June 27, 2012, was a big day for Jose. Appearing before a judge in an orange prison jumpsuit, he had to convince the Chicago Immigration Court that he deserves asylum in the United States for fear of returning to Mexico because he is gay.
Jose knew at an early age that he is gay. But being raised in a devoutly religious household, he was taught that being gay is an abominable sin. He hid his sexuality for fear of being rejected and harmed by others. In 1993, at the age of 16, Jose came to the United States as an undocumented immigrant to escape the repeated rapes he endured from three much older men.
But moving to the United States proved to be even more challenging. For almost 20 years, Jose lived in constant fear that authorities would discover he was undocumented and deport him. Because of his religious upbringing and some chronic health conditions, he struggled to come to terms with his sexuality. To make matters worse, his main sources of support in the United States were other immigrants who have strong ties to his hometown in Mexico and did not know he is gay. All of these factors combined to prevent Jose from coming forward to apply for asylum. By the time his fear of deportation became a reality and he was arrested and put in removal proceedings, he had missed the one-year deadline that the government sets for asylum seekers to seek protection following their arrival in the United States.
Indeed, one of the main challenges that Jose faced during his hearing was proving that he qualified for the exception to the one-year bar. As his legal counsel, I argued that his poor health, particularly coupled with his religious upbringing and his struggle to accept his sexual orientation, constitutes both a “changed circumstance materially affecting his eligibility for asylum” and an “extraordinary circumstance relating to the delay in filing.”
Another challenge I encountered during my representation of Jose was demonstrating he had a well-founded fear of future persecution if he were forced to return to Mexico. Because the Mexican government has recently enacted laws to “improve” the plight of LGBT individuals, I thought it would be difficult to prove to the immigration judge that Jose would be in danger if he returned. But there is a plethora of news articles and reports showing that despite these legal reforms, violence against the LGBT community in Mexico has worsened. Headlines about uninvestigated murders and hate crimes continue to fill the pages of online newspapers and blogs.

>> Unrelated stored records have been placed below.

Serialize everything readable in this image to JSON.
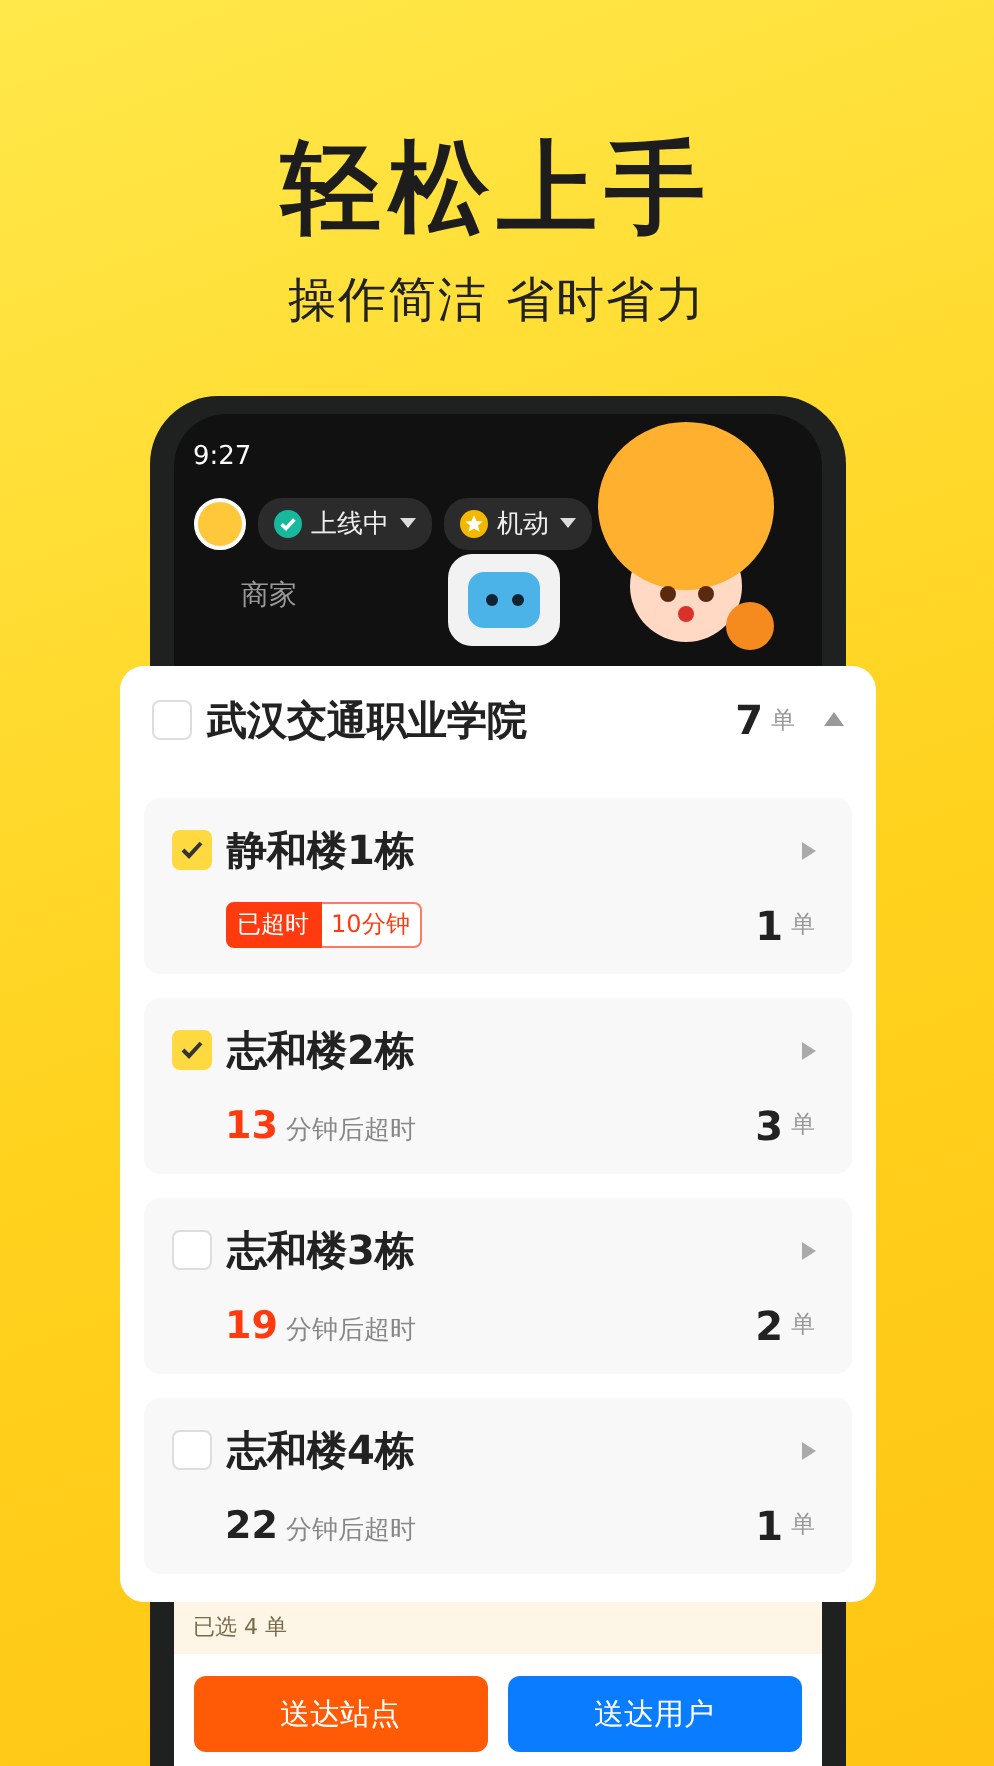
{
  "headline": "轻松上手",
  "subheadline": "操作简洁 省时省力",
  "phone": {
    "status_time": "9:27",
    "status_chips": [
      {
        "label": "上线中",
        "kind": "online"
      },
      {
        "label": "机动",
        "kind": "mode"
      }
    ],
    "tab": "商家",
    "group": {
      "name": "武汉交通职业学院",
      "checked": false,
      "expanded": true,
      "count": "7",
      "unit": "单",
      "buildings": [
        {
          "name": "静和楼1栋",
          "checked": true,
          "timing": {
            "kind": "overdue",
            "badge": "已超时",
            "duration": "10分钟"
          },
          "count": "1",
          "unit": "单"
        },
        {
          "name": "志和楼2栋",
          "checked": true,
          "timing": {
            "kind": "countdown",
            "minutes": "13",
            "urgent": true,
            "suffix": "分钟后超时"
          },
          "count": "3",
          "unit": "单"
        },
        {
          "name": "志和楼3栋",
          "checked": false,
          "timing": {
            "kind": "countdown",
            "minutes": "19",
            "urgent": true,
            "suffix": "分钟后超时"
          },
          "count": "2",
          "unit": "单"
        },
        {
          "name": "志和楼4栋",
          "checked": false,
          "timing": {
            "kind": "countdown",
            "minutes": "22",
            "urgent": false,
            "suffix": "分钟后超时"
          },
          "count": "1",
          "unit": "单"
        }
      ]
    },
    "selection_bar": "已选 4 单",
    "buttons": [
      {
        "label": "送达站点",
        "kind": "station"
      },
      {
        "label": "送达用户",
        "kind": "user"
      }
    ]
  }
}
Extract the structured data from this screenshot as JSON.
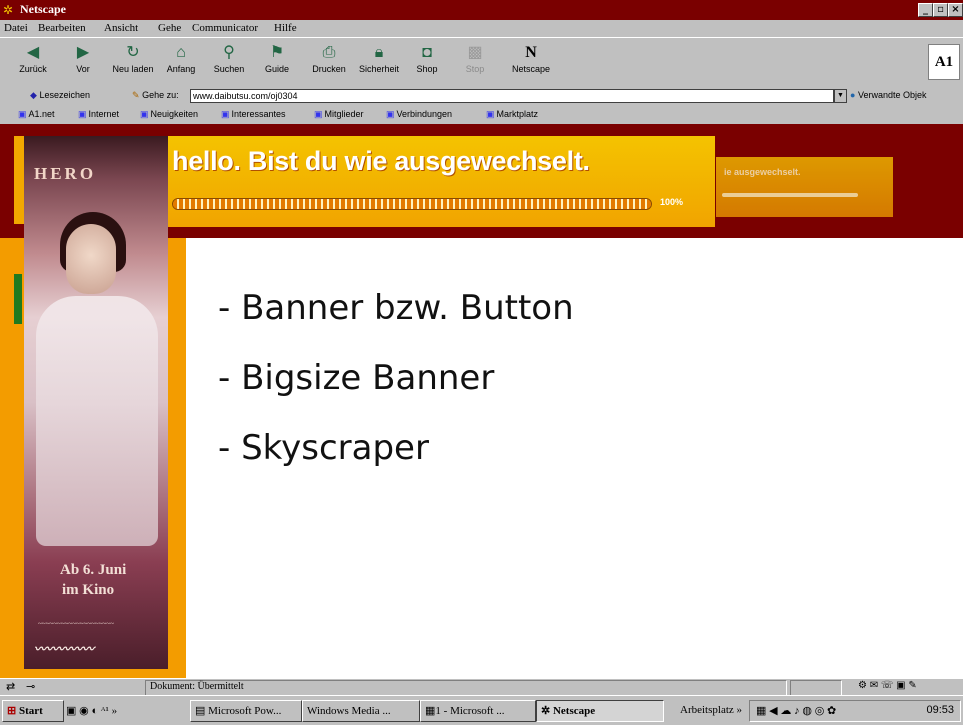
{
  "window": {
    "title": "Netscape"
  },
  "menu": [
    "Datei",
    "Bearbeiten",
    "Ansicht",
    "Gehe",
    "Communicator",
    "Hilfe"
  ],
  "toolbar": {
    "buttons": [
      "Zurück",
      "Vor",
      "Neu laden",
      "Anfang",
      "Suchen",
      "Guide",
      "Drucken",
      "Sicherheit",
      "Shop",
      "Stop",
      "Netscape"
    ],
    "logo": "A1"
  },
  "location": {
    "bookmarks_label": "Lesezeichen",
    "goto_label": "Gehe zu:",
    "url": "www.daibutsu.com/oj0304",
    "related_label": "Verwandte Objek"
  },
  "personal_toolbar": [
    "A1.net",
    "Internet",
    "Neuigkeiten",
    "Interessantes",
    "Mitglieder",
    "Verbindungen",
    "Marktplatz"
  ],
  "content": {
    "banner": {
      "text": "hello. Bist du wie ausgewechselt.",
      "progress_percent": "100%",
      "progress_value": 1.0
    },
    "banner_small": {
      "text": "ie ausgewechselt."
    },
    "skyscraper": {
      "title": "HERO",
      "date_line1": "Ab 6. Juni",
      "date_line2": "im Kino"
    },
    "bullets": [
      "- Banner bzw. Button",
      "- Bigsize Banner",
      "- Skyscraper"
    ]
  },
  "status": {
    "text": "Dokument: Übermittelt"
  },
  "taskbar": {
    "start": "Start",
    "buttons": [
      "Microsoft Pow...",
      "Windows Media ...",
      "1 - Microsoft ...",
      "Netscape"
    ],
    "address_label": "Arbeitsplatz",
    "clock": "09:53"
  },
  "colors": {
    "titlebar": "#7a0000",
    "banner": "#f4c300",
    "panel": "#f39c00",
    "chrome": "#c0c0c0"
  }
}
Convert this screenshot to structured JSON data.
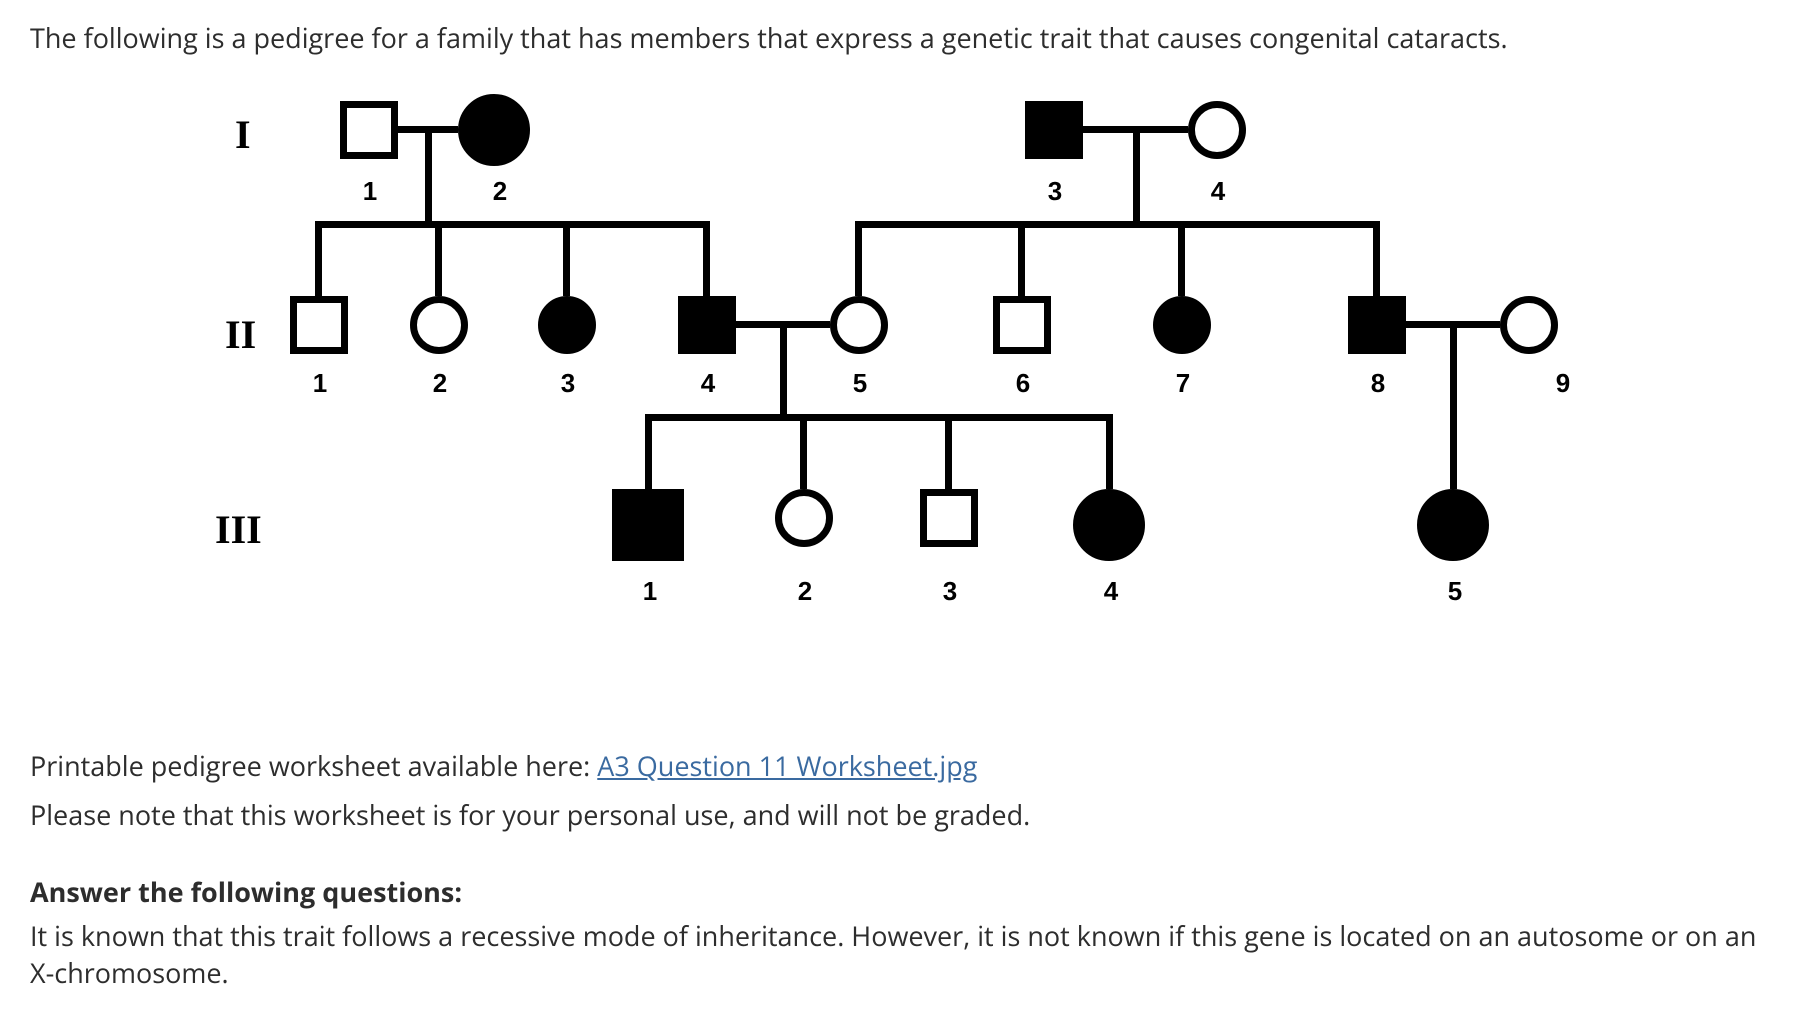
{
  "intro": "The following is a pedigree for a family that has members that express a genetic trait that causes congenital cataracts.",
  "generations": {
    "g1_label": "I",
    "g2_label": "II",
    "g3_label": "III"
  },
  "numbers": {
    "n1": "1",
    "n2": "2",
    "n3": "3",
    "n4": "4",
    "n5": "5",
    "n6": "6",
    "n7": "7",
    "n8": "8",
    "n9": "9"
  },
  "footer": {
    "printable_prefix": "Printable pedigree worksheet available here: ",
    "link_text": "A3 Question 11 Worksheet.jpg",
    "note": "Please note that this worksheet is for your personal use, and will not be graded.",
    "heading": "Answer the following questions:",
    "body": "It is known that this trait follows a recessive mode of inheritance. However, it is not known if this gene is located on an autosome or on an X-chromosome."
  },
  "pedigree": {
    "gen1": [
      {
        "id": "I-1",
        "sex": "male",
        "affected": false
      },
      {
        "id": "I-2",
        "sex": "female",
        "affected": true
      },
      {
        "id": "I-3",
        "sex": "male",
        "affected": true
      },
      {
        "id": "I-4",
        "sex": "female",
        "affected": false
      }
    ],
    "gen2": [
      {
        "id": "II-1",
        "sex": "male",
        "affected": false
      },
      {
        "id": "II-2",
        "sex": "female",
        "affected": false
      },
      {
        "id": "II-3",
        "sex": "female",
        "affected": true
      },
      {
        "id": "II-4",
        "sex": "male",
        "affected": true
      },
      {
        "id": "II-5",
        "sex": "female",
        "affected": false
      },
      {
        "id": "II-6",
        "sex": "male",
        "affected": false
      },
      {
        "id": "II-7",
        "sex": "female",
        "affected": true
      },
      {
        "id": "II-8",
        "sex": "male",
        "affected": true
      },
      {
        "id": "II-9",
        "sex": "female",
        "affected": false
      }
    ],
    "gen3": [
      {
        "id": "III-1",
        "sex": "male",
        "affected": true
      },
      {
        "id": "III-2",
        "sex": "female",
        "affected": false
      },
      {
        "id": "III-3",
        "sex": "male",
        "affected": false
      },
      {
        "id": "III-4",
        "sex": "female",
        "affected": true
      },
      {
        "id": "III-5",
        "sex": "female",
        "affected": true
      }
    ],
    "matings": [
      [
        "I-1",
        "I-2"
      ],
      [
        "I-3",
        "I-4"
      ],
      [
        "II-4",
        "II-5"
      ],
      [
        "II-8",
        "II-9"
      ]
    ],
    "parent_child": {
      "I-1xI-2": [
        "II-1",
        "II-2",
        "II-3",
        "II-4"
      ],
      "I-3xI-4": [
        "II-5",
        "II-6",
        "II-7",
        "II-8"
      ],
      "II-4xII-5": [
        "III-1",
        "III-2",
        "III-3",
        "III-4"
      ],
      "II-8xII-9": [
        "III-5"
      ]
    }
  }
}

But by far, the most challenging aspect of Jose’s case was forcing him to retell his story to others and discuss such personal matters with strangers. The sexual abuse that Jose experienced in Mexico was harrowing and traumatic, and recounting those memories brought to life buried struggles. Tears rolled down his cheeks as he realized the great likelihood he would be harmed if he were sent back to Mexico. His wavering voice showed how nervous he was. As his advocate, I knew that no amount of preparation or practice for his hearing would prepare him to endure this kind of emotional pain. Trying to maintain his composure, he wiped the tears off his face and finished his testimony.
Being in removal proceedings has forced Jose to “come out.” Coming out could be a traumatizing experience for most people who are not prepared to fully disclose certain information about themselves in public. For Jose, this difficulty stems from his past experience of rejection and continuing stigmatization of LGBT individuals and undocumented immigrants. Now that he is in removal proceedings, Jose faces the possibility of being deported back to Mexico because of his undocumented status and the possibility of being harmed because he is gay.
Jose remains hopeful even as he sits in detention waiting for a positive outcome of his case. His story highlights the continuing struggles of detained gay individuals seeking asylum in the United States. It also highlights the importance of access to legal counsel for immigrants in Jose’s situation. I was attuned to the difficulties Jose faced, was able to empathize with his situation, and was able to use my own experience to become a better advocate. As a first-generation gay immigrant who had my own experience of homophobia before coming out, I was able to bridge this gap and tell the judge Jose’s story in the best light possible. Earlier this month, the Judge granted Jose’s request for asylum, but the government has appealed that decision. We expect a decision from the Board of Immigration Appeals in several months.
Michael Santos was an NIJC summer intern and is a student at the University of Southern California, Gould School of Law.
Photo credit: Felix Huth via Creative Commons